Latin America’s middle class increased by 56 million since 1999 with a direct consequence on consumption patterns and demand for government policies, according to a report in the latest edition of the United Nations Economic Commission for Latin American and the Caribbean, ECLAC Review.
“This represents a formidable increase of the consumers’ market”, according to the ECLAC newsletter featuring expert analysis on issues such as changes observed in the middle classes in recent years, and the China effect on the region's exports.
The greatest expansion of the middle class, --described as people earning at least four times the poverty line--, took place in Brazil where 38 million climbed to that condition in the last ten years, totalling 61 million middle class Brazilians.
In contrast Argentina’s middle class has experienced a decline from 56% to 52% of the total population. Guerrilla-torn Colombia has gone through a similar process. In the rest of the region there was an overall advance which in some cases has meant that some families averaged 15.000 US dollars annually.
“The expansion of the middle class has not been a phenomenon restricted to Latin American but rather is a global tendency”, says the ECLAC report. An estimated 1.3 billion world population can be categorized as such, mainly because of advances in China and India.
The advance of this income group which is expanding at a rate of 70 million people annually will help consolidate a universe of 2 billion middle class by 2030, equivalent to 30% of global population.
But the advance of the middle class also has an impact in education which is devalued as a potent instrument of the social ladder. In effect “even when access opportunities to higher education have improved, at the same time there has been a relative devaluation of job and income opportunities for those who manage to complete secondary education”, underlines the ECLAC report.

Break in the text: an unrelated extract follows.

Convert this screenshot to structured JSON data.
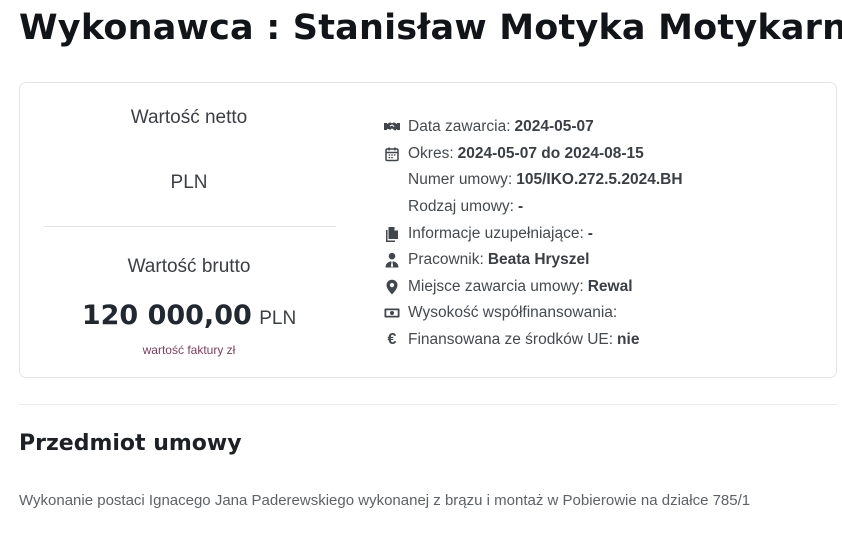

The ECLAC review also includes articles on financial systems and investment financing systems in the region, factors affecting wage inequality, MERCOSUR as an export platform for the automotive industry, a new concept about social stratification and two studies on Brazil: one on the country's sugar sector and alcohol, and another on the effects of fiscal policy.
In the China effect on commodity prices and the value of Latin American exports, Professor Rhys Jenkins from the UK University of East Anglia, estimates the contribution of the rise in Chinese demand to the price increase of the 15 main commodities exported from this region.
Professor Rhys concludes that depending on the estimate used Latin America has earned between 42 and 75 billion dollars as a result during the period reviewed, 2002 to 2008.
Finally, the article ‘Variability and consistency in commodity prices in Latin America’, the ECLAC economists Omar Bello, Fernando Cantú and Rodrigo Heresi research commodity price patterns in relation to external shocks. They conclude that, over the past 50 years, prices have displayed considerable variability, and that the shocks that affect them tend to be highly consistent.